During Thirteenth and fourteenth centuries, Kadava dynasty rulers announced descent from the Pallavas. The notable rulers of this dynasty are Kopperunchinga I (reigned c.1216 - 1242 CE), and his son and heir Kopperunchinga II (c.1243 - 1279 CE). Mutually they broadened the sway of their kingdom and played a foremost role in the decisive demise of the Chola dynasty.
Kopperunchinga I was related to the Cholas through marriage, and was an officer in the court of Kulothunga Chola III. When the Pandya army invaded the Chola country in 1216 CE, Kopperunchinga I strengthened his position by garrisoning the town of Sendamangalam. From this opportunity, the Kadavas gradually increased their power until Kopperunchinga I could defeat and imprison the Chola king Rajaraja Chola III with some help the Lanka
king Parakrama Bahu II. Under Kopperunchinga II, the Kadava power further expanded. Hoysalas, who were the allies of the Cholas, were deficient from the Tamil country, eliminating one of the major influences in the region. The final Chola king Rajendra Chola III

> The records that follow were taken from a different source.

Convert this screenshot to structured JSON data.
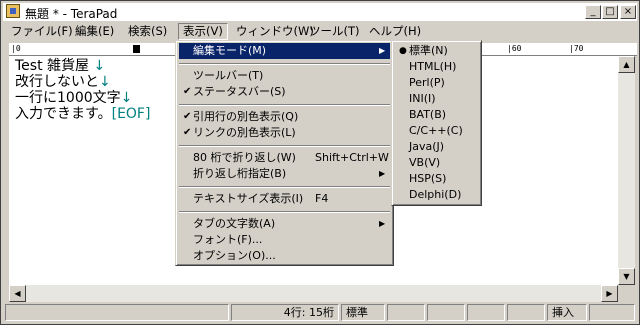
{
  "window": {
    "title": "無題 * - TeraPad",
    "minimize": "_",
    "maximize": "□",
    "close": "×"
  },
  "menubar": [
    {
      "label": "ファイル(F)"
    },
    {
      "label": "編集(E)"
    },
    {
      "label": "検索(S)"
    },
    {
      "label": "表示(V)",
      "active": true
    },
    {
      "label": "ウィンドウ(W)"
    },
    {
      "label": "ツール(T)"
    },
    {
      "label": "ヘルプ(H)"
    }
  ],
  "ruler": {
    "marks": [
      "|0",
      "|60",
      "|70"
    ]
  },
  "editor": {
    "lines": [
      {
        "text": "Test 雑貨屋 ",
        "eol": "↓"
      },
      {
        "text": "改行しないと",
        "eol": "↓"
      },
      {
        "text": "一行に1000文字",
        "eol": "↓"
      },
      {
        "text": "入力できます。",
        "eol": "[EOF]"
      }
    ]
  },
  "view_menu": {
    "items": [
      {
        "label": "編集モード(M)",
        "submenu": true,
        "highlighted": true
      },
      {
        "label": "ツールバー(T)"
      },
      {
        "label": "ステータスバー(S)",
        "checked": true
      },
      {
        "label": "引用行の別色表示(Q)",
        "checked": true
      },
      {
        "label": "リンクの別色表示(L)",
        "checked": true
      },
      {
        "label": "80 桁で折り返し(W)",
        "shortcut": "Shift+Ctrl+W"
      },
      {
        "label": "折り返し桁指定(B)",
        "submenu": true
      },
      {
        "label": "テキストサイズ表示(I)",
        "shortcut": "F4"
      },
      {
        "label": "タブの文字数(A)",
        "submenu": true
      },
      {
        "label": "フォント(F)..."
      },
      {
        "label": "オプション(O)..."
      }
    ]
  },
  "mode_submenu": {
    "items": [
      {
        "label": "標準(N)",
        "selected": true
      },
      {
        "label": "HTML(H)"
      },
      {
        "label": "Perl(P)"
      },
      {
        "label": "INI(I)"
      },
      {
        "label": "BAT(B)"
      },
      {
        "label": "C/C++(C)"
      },
      {
        "label": "Java(J)"
      },
      {
        "label": "VB(V)"
      },
      {
        "label": "HSP(S)"
      },
      {
        "label": "Delphi(D)"
      }
    ]
  },
  "status": {
    "position": "4行:  15桁",
    "mode": "標準",
    "insert": "挿入"
  },
  "icons": {
    "check": "✔",
    "radio": "●",
    "arrow": "▶",
    "scroll_up": "▲",
    "scroll_down": "▼",
    "scroll_left": "◀",
    "scroll_right": "▶"
  }
}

(1246-1279 CE) came to power with Kopperunchinga II's assistance. Their relationship was one of alternating friendship and hostility. When the great Pandya king Jatavarman Sundara Pandyan invaded the Chola country, the Kadavas went into obscurity along with the Cholas.